Your reply should be a faithful copy of the records below, free of pictures.

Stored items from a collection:
○ ○ ○ ○ ○ ○ ○

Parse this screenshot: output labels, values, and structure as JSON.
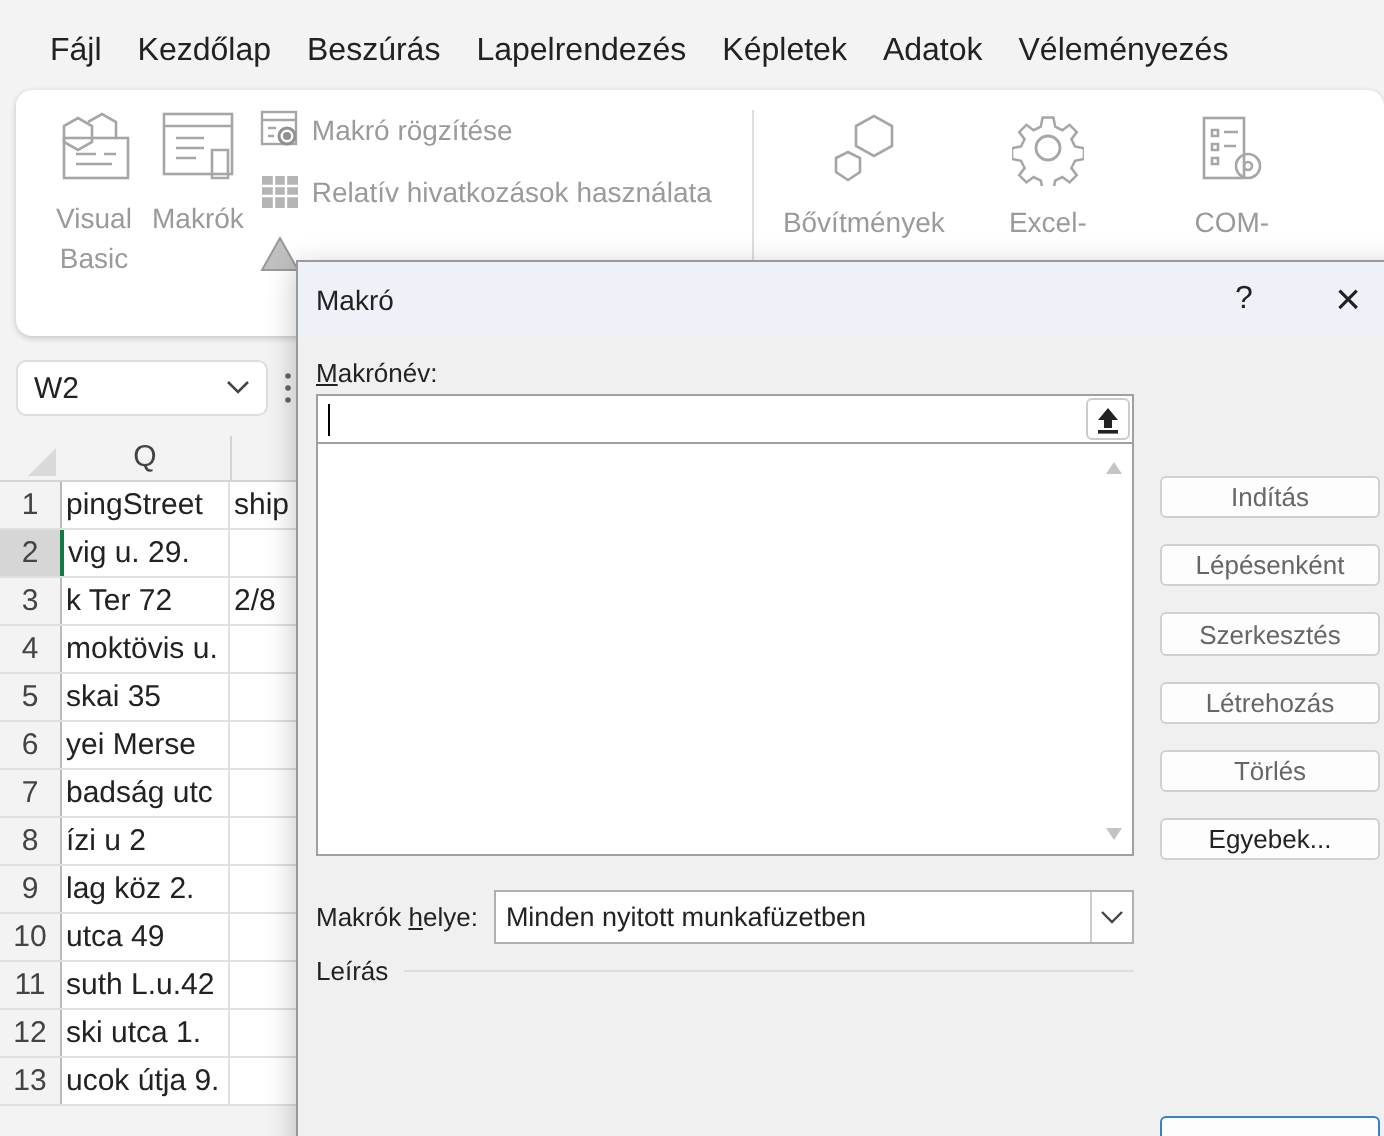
{
  "menu": [
    {
      "label": "Fájl"
    },
    {
      "label": "Kezdőlap"
    },
    {
      "label": "Beszúrás"
    },
    {
      "label": "Lapelrendezés"
    },
    {
      "label": "Képletek"
    },
    {
      "label": "Adatok"
    },
    {
      "label": "Véleményezés"
    }
  ],
  "ribbon": {
    "large_buttons": [
      {
        "kind": "vba",
        "lines": [
          "Visual",
          "Basic"
        ],
        "disabled": true
      },
      {
        "kind": "macros",
        "lines": [
          "Makrók"
        ],
        "disabled": true
      }
    ],
    "small_buttons": [
      {
        "kind": "record",
        "label": "Makró rögzítése",
        "disabled": true
      },
      {
        "kind": "relative",
        "label": "Relatív hivatkozások használata",
        "disabled": true
      },
      {
        "kind": "security"
      }
    ],
    "addin_buttons": [
      {
        "kind": "addins",
        "lines": [
          "Bővítmények"
        ],
        "disabled": true
      },
      {
        "kind": "excel-addins",
        "lines": [
          "Excel-"
        ],
        "disabled": true
      },
      {
        "kind": "com-addins",
        "lines": [
          "COM-"
        ],
        "disabled": true
      }
    ]
  },
  "name_box": {
    "value": "W2"
  },
  "sheet": {
    "columns": [
      "Q"
    ],
    "rows": [
      {
        "num": "1",
        "col_q": "pingStreet",
        "col_r": "ship",
        "selected": false
      },
      {
        "num": "2",
        "col_q": "vig u. 29.",
        "col_r": "",
        "selected": true
      },
      {
        "num": "3",
        "col_q": "k Ter 72",
        "col_r": "2/8",
        "selected": false
      },
      {
        "num": "4",
        "col_q": "moktövis u.",
        "col_r": "",
        "selected": false
      },
      {
        "num": "5",
        "col_q": "skai 35",
        "col_r": "",
        "selected": false
      },
      {
        "num": "6",
        "col_q": "yei Merse",
        "col_r": "",
        "selected": false
      },
      {
        "num": "7",
        "col_q": "badság utc",
        "col_r": "",
        "selected": false
      },
      {
        "num": "8",
        "col_q": "ízi u 2",
        "col_r": "",
        "selected": false
      },
      {
        "num": "9",
        "col_q": "lag köz 2.",
        "col_r": "",
        "selected": false
      },
      {
        "num": "10",
        "col_q": "utca 49",
        "col_r": "",
        "selected": false
      },
      {
        "num": "11",
        "col_q": "suth L.u.42",
        "col_r": "",
        "selected": false
      },
      {
        "num": "12",
        "col_q": "ski utca 1.",
        "col_r": "",
        "selected": false
      },
      {
        "num": "13",
        "col_q": "ucok útja 9.",
        "col_r": "",
        "selected": false
      }
    ]
  },
  "dialog": {
    "title": "Makró",
    "help": "?",
    "close": "×",
    "name_label": "Makrónév:",
    "location_label": "Makrók helye:",
    "location_value": "Minden nyitott munkafüzetben",
    "description_label": "Leírás",
    "buttons": [
      {
        "label": "Indítás",
        "disabled": true
      },
      {
        "label": "Lépésenként",
        "disabled": true
      },
      {
        "label": "Szerkesztés",
        "disabled": true
      },
      {
        "label": "Létrehozás",
        "disabled": true
      },
      {
        "label": "Törlés",
        "disabled": true
      },
      {
        "label": "Egyebek...",
        "disabled": false
      }
    ]
  }
}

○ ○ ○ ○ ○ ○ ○

• RESULT FOR THIS TASK
Parse this screenshot: output labels, values, and structure as JSON.
{
  "menu": [
    {
      "label": "Fájl"
    },
    {
      "label": "Kezdőlap"
    },
    {
      "label": "Beszúrás"
    },
    {
      "label": "Lapelrendezés"
    },
    {
      "label": "Képletek"
    },
    {
      "label": "Adatok"
    },
    {
      "label": "Véleményezés"
    }
  ],
  "ribbon": {
    "large_buttons": [
      {
        "kind": "vba",
        "lines": [
          "Visual",
          "Basic"
        ],
        "disabled": true
      },
      {
        "kind": "macros",
        "lines": [
          "Makrók"
        ],
        "disabled": true
      }
    ],
    "small_buttons": [
      {
        "kind": "record",
        "label": "Makró rögzítése",
        "disabled": true
      },
      {
        "kind": "relative",
        "label": "Relatív hivatkozások használata",
        "disabled": true
      },
      {
        "kind": "security"
      }
    ],
    "addin_buttons": [
      {
        "kind": "addins",
        "lines": [
          "Bővítmények"
        ],
        "disabled": true
      },
      {
        "kind": "excel-addins",
        "lines": [
          "Excel-"
        ],
        "disabled": true
      },
      {
        "kind": "com-addins",
        "lines": [
          "COM-"
        ],
        "disabled": true
      }
    ]
  },
  "name_box": {
    "value": "W2"
  },
  "sheet": {
    "columns": [
      "Q"
    ],
    "rows": [
      {
        "num": "1",
        "col_q": "pingStreet",
        "col_r": "ship",
        "selected": false
      },
      {
        "num": "2",
        "col_q": "vig u. 29.",
        "col_r": "",
        "selected": true
      },
      {
        "num": "3",
        "col_q": "k Ter 72",
        "col_r": "2/8",
        "selected": false
      },
      {
        "num": "4",
        "col_q": "moktövis u.",
        "col_r": "",
        "selected": false
      },
      {
        "num": "5",
        "col_q": "skai 35",
        "col_r": "",
        "selected": false
      },
      {
        "num": "6",
        "col_q": "yei Merse",
        "col_r": "",
        "selected": false
      },
      {
        "num": "7",
        "col_q": "badság utc",
        "col_r": "",
        "selected": false
      },
      {
        "num": "8",
        "col_q": "ízi u 2",
        "col_r": "",
        "selected": false
      },
      {
        "num": "9",
        "col_q": "lag köz 2.",
        "col_r": "",
        "selected": false
      },
      {
        "num": "10",
        "col_q": "utca 49",
        "col_r": "",
        "selected": false
      },
      {
        "num": "11",
        "col_q": "suth L.u.42",
        "col_r": "",
        "selected": false
      },
      {
        "num": "12",
        "col_q": "ski utca 1.",
        "col_r": "",
        "selected": false
      },
      {
        "num": "13",
        "col_q": "ucok útja 9.",
        "col_r": "",
        "selected": false
      }
    ]
  },
  "dialog": {
    "title": "Makró",
    "help": "?",
    "close": "×",
    "name_label": "Makrónév:",
    "location_label": "Makrók helye:",
    "location_value": "Minden nyitott munkafüzetben",
    "description_label": "Leírás",
    "buttons": [
      {
        "label": "Indítás",
        "disabled": true
      },
      {
        "label": "Lépésenként",
        "disabled": true
      },
      {
        "label": "Szerkesztés",
        "disabled": true
      },
      {
        "label": "Létrehozás",
        "disabled": true
      },
      {
        "label": "Törlés",
        "disabled": true
      },
      {
        "label": "Egyebek...",
        "disabled": false
      }
    ]
  }
}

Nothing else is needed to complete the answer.